WHAT TO WORK ON: Search the entries below for "issue". Report each line where it occurs.

::: SUPPLIED ENTRIES :::

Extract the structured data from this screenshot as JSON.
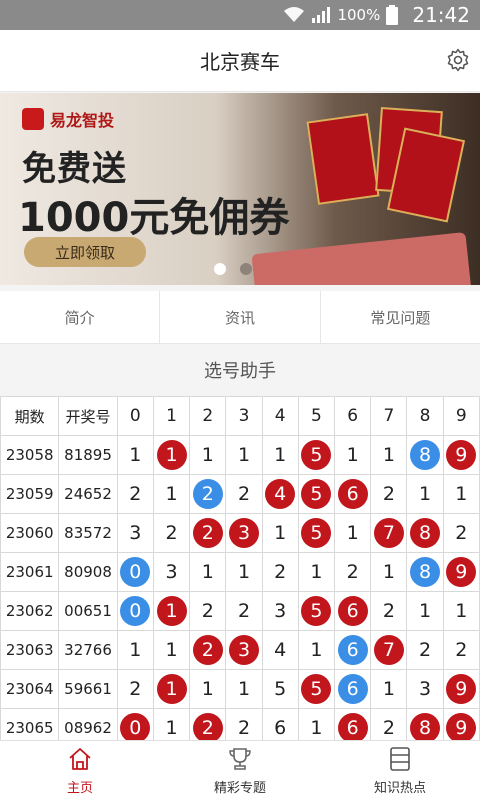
{
  "status": {
    "battery": "100%",
    "time": "21:42"
  },
  "header": {
    "title": "北京赛车"
  },
  "banner": {
    "brand": "易龙智投",
    "line1": "免费送",
    "line2": "1000元免佣券",
    "cta": "立即领取",
    "slides_active": 1,
    "slides_total": 2
  },
  "tabs": [
    {
      "label": "简介"
    },
    {
      "label": "资讯"
    },
    {
      "label": "常见问题"
    }
  ],
  "section_title": "选号助手",
  "table": {
    "headers": [
      "期数",
      "开奖号",
      "0",
      "1",
      "2",
      "3",
      "4",
      "5",
      "6",
      "7",
      "8",
      "9"
    ],
    "rows": [
      {
        "issue": "23058",
        "code": "81895",
        "cells": [
          {
            "v": "1",
            "s": ""
          },
          {
            "v": "1",
            "s": "red"
          },
          {
            "v": "1",
            "s": ""
          },
          {
            "v": "1",
            "s": ""
          },
          {
            "v": "1",
            "s": ""
          },
          {
            "v": "5",
            "s": "red"
          },
          {
            "v": "1",
            "s": ""
          },
          {
            "v": "1",
            "s": ""
          },
          {
            "v": "8",
            "s": "blue"
          },
          {
            "v": "9",
            "s": "red"
          }
        ]
      },
      {
        "issue": "23059",
        "code": "24652",
        "cells": [
          {
            "v": "2",
            "s": ""
          },
          {
            "v": "1",
            "s": ""
          },
          {
            "v": "2",
            "s": "blue"
          },
          {
            "v": "2",
            "s": ""
          },
          {
            "v": "4",
            "s": "red"
          },
          {
            "v": "5",
            "s": "red"
          },
          {
            "v": "6",
            "s": "red"
          },
          {
            "v": "2",
            "s": ""
          },
          {
            "v": "1",
            "s": ""
          },
          {
            "v": "1",
            "s": ""
          }
        ]
      },
      {
        "issue": "23060",
        "code": "83572",
        "cells": [
          {
            "v": "3",
            "s": ""
          },
          {
            "v": "2",
            "s": ""
          },
          {
            "v": "2",
            "s": "red"
          },
          {
            "v": "3",
            "s": "red"
          },
          {
            "v": "1",
            "s": ""
          },
          {
            "v": "5",
            "s": "red"
          },
          {
            "v": "1",
            "s": ""
          },
          {
            "v": "7",
            "s": "red"
          },
          {
            "v": "8",
            "s": "red"
          },
          {
            "v": "2",
            "s": ""
          }
        ]
      },
      {
        "issue": "23061",
        "code": "80908",
        "cells": [
          {
            "v": "0",
            "s": "blue"
          },
          {
            "v": "3",
            "s": ""
          },
          {
            "v": "1",
            "s": ""
          },
          {
            "v": "1",
            "s": ""
          },
          {
            "v": "2",
            "s": ""
          },
          {
            "v": "1",
            "s": ""
          },
          {
            "v": "2",
            "s": ""
          },
          {
            "v": "1",
            "s": ""
          },
          {
            "v": "8",
            "s": "blue"
          },
          {
            "v": "9",
            "s": "red"
          }
        ]
      },
      {
        "issue": "23062",
        "code": "00651",
        "cells": [
          {
            "v": "0",
            "s": "blue"
          },
          {
            "v": "1",
            "s": "red"
          },
          {
            "v": "2",
            "s": ""
          },
          {
            "v": "2",
            "s": ""
          },
          {
            "v": "3",
            "s": ""
          },
          {
            "v": "5",
            "s": "red"
          },
          {
            "v": "6",
            "s": "red"
          },
          {
            "v": "2",
            "s": ""
          },
          {
            "v": "1",
            "s": ""
          },
          {
            "v": "1",
            "s": ""
          }
        ]
      },
      {
        "issue": "23063",
        "code": "32766",
        "cells": [
          {
            "v": "1",
            "s": ""
          },
          {
            "v": "1",
            "s": ""
          },
          {
            "v": "2",
            "s": "red"
          },
          {
            "v": "3",
            "s": "red"
          },
          {
            "v": "4",
            "s": ""
          },
          {
            "v": "1",
            "s": ""
          },
          {
            "v": "6",
            "s": "blue"
          },
          {
            "v": "7",
            "s": "red"
          },
          {
            "v": "2",
            "s": ""
          },
          {
            "v": "2",
            "s": ""
          }
        ]
      },
      {
        "issue": "23064",
        "code": "59661",
        "cells": [
          {
            "v": "2",
            "s": ""
          },
          {
            "v": "1",
            "s": "red"
          },
          {
            "v": "1",
            "s": ""
          },
          {
            "v": "1",
            "s": ""
          },
          {
            "v": "5",
            "s": ""
          },
          {
            "v": "5",
            "s": "red"
          },
          {
            "v": "6",
            "s": "blue"
          },
          {
            "v": "1",
            "s": ""
          },
          {
            "v": "3",
            "s": ""
          },
          {
            "v": "9",
            "s": "red"
          }
        ]
      },
      {
        "issue": "23065",
        "code": "08962",
        "cells": [
          {
            "v": "0",
            "s": "red"
          },
          {
            "v": "1",
            "s": ""
          },
          {
            "v": "2",
            "s": "red"
          },
          {
            "v": "2",
            "s": ""
          },
          {
            "v": "6",
            "s": ""
          },
          {
            "v": "1",
            "s": ""
          },
          {
            "v": "6",
            "s": "red"
          },
          {
            "v": "2",
            "s": ""
          },
          {
            "v": "8",
            "s": "red"
          },
          {
            "v": "9",
            "s": "red"
          }
        ]
      }
    ]
  },
  "bottom_nav": [
    {
      "label": "主页",
      "icon": "home-icon",
      "active": true
    },
    {
      "label": "精彩专题",
      "icon": "trophy-icon",
      "active": false
    },
    {
      "label": "知识热点",
      "icon": "list-icon",
      "active": false
    }
  ],
  "colors": {
    "accent": "#c1161c",
    "ball_red": "#c1161c",
    "ball_blue": "#3a8ee6"
  }
}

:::

OUTPUT OF THE EXERCISE:
        "issue": "23058",
        "issue": "23059",
        "issue": "23060",
        "issue": "23061",
        "issue": "23062",
        "issue": "23063",
        "issue": "23064",
        "issue": "23065",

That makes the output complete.